Its impact was more than the lives that were saved 171 years ago.
It is seen in the way it made us think of our fellow human beings when they are suffering and in distress. To always look outwards as a nation.
It reminded us of the value of compassion, and encouraged us to try to become a beacon of hope around the world. Those principles guide our foreign policy today, whether it’s our peacekeepers serving with the United Nations, or the work of our aid agencies.
Your act of kinship, love and generosity almost two centuries ago is memorialised in Ireland’s history books and has been commemorated on many occasions.
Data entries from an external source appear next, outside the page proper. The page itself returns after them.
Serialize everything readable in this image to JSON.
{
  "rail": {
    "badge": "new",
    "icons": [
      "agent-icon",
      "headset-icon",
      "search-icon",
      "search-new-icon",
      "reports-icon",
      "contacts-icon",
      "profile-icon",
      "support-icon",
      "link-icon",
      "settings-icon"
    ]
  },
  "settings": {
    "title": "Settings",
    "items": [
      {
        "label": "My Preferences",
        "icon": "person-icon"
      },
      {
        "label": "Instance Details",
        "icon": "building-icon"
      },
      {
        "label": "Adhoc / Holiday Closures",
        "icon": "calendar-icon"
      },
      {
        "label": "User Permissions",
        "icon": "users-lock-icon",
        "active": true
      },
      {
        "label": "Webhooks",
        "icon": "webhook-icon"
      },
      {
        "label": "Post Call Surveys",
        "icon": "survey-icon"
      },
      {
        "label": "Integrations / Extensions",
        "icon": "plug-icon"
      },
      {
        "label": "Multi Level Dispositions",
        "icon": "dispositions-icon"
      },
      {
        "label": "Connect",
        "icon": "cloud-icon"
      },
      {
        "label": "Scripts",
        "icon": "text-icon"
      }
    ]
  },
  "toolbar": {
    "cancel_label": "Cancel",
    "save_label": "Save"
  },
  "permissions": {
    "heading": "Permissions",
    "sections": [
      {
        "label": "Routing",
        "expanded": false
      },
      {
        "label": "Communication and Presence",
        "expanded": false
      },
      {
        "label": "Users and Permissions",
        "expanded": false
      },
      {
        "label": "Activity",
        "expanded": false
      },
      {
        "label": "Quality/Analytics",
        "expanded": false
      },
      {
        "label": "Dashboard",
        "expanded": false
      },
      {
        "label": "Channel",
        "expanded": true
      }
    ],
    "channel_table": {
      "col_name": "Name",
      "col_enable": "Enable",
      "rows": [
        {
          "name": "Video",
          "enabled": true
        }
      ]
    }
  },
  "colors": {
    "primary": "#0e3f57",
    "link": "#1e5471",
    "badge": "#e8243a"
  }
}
As you know, just last year Chief Batton led a Choctaw delegation to Ireland for the unveiling of the powerful and poignant memorial in Midleton, Co. Cork: a beautiful sculpture called ‘Kindred Spirits’.
This is our way of saying that your act of kindness has never been, and never will be, forgotten in Ireland.
Like the Choctaw Nation, the Ireland of the 21st century is an entirely different place. We are a prosperous nation, independent, peaceful, self-confident and forward-looking.
We have built our prosperity on the strength and spirit of our ancestors, whose resilience allowed them to overcome the harshest adversity, and whose passion safeguarded our culture, language and heritage for the generations to come.
In our native Irish language there is a piece of ancient wisdom: ‘Ar scáth a chéile, a mhaireann na daoine’. There is no exact translation, but it means that people live under the wing of others. In other words, we are shielded from the sun by each other. We rely on each other.
171 years ago we were grateful for the shelter you provided. Today we endeavour to provide that same shelter to the suffering and oppressed around the world.
There are millions today affected by hunger, famine, oppression and war.
As a country we help through an extensive programme of international development, and by being a voice for those who have none.
Like the Choctaw people of 170 years ago, we have chosen to look outward, to do what we can to combat hunger and poverty around the world.
Over the coming years, we are committed to increasing the contribution we make through our assistance to the world’s poorest and most marginalised peoples.
So, today, I have come not just to thank the Choctaw people for what you did for us way back in 1847, but to look forward to our future.
We are united in wanting a future that is safe and secure, prosperous and equitable, fair and just; where people of different backgrounds and perspectives can work together to solve problems that cannot be solved alone
Through diversity, comes strength. Through unity, comes courage. Through endeavour, comes hope.
Today we will hear Irish music and Choctaw music – different traditions, reflecting our shared passion for the arts and culture. We have a mutual love of sport.
And our people also share a commitment to education as the single best means of building a better life for our children.
So, I am delighted to announce today a new scholarship programme, a partnership between the Government of Ireland and the Choctaw Nation, for Choctaw students to study in Ireland. This is an opportunity for us to learn from you and from your culture, and you from ours, in a sharing of knowledge that will enrich both our peoples.
The first scholarship will commence in the Fall of 2019 and will add a new dimension to the relationship between us.
You can sometimes tell the history of a people by tracing its tears and its blood. I hope that in the future it will be possible to do the same thing by looking for the sounds of laughter, and music, and the sharing of ideas
I thank the Choctaw Nation for their support and partnership in announcing this new scholarship programme.
Our ancestors were joined together in a time of tragedy; our descendants will be united by a spirit of hope.
Go raibh maith agaibh go léir.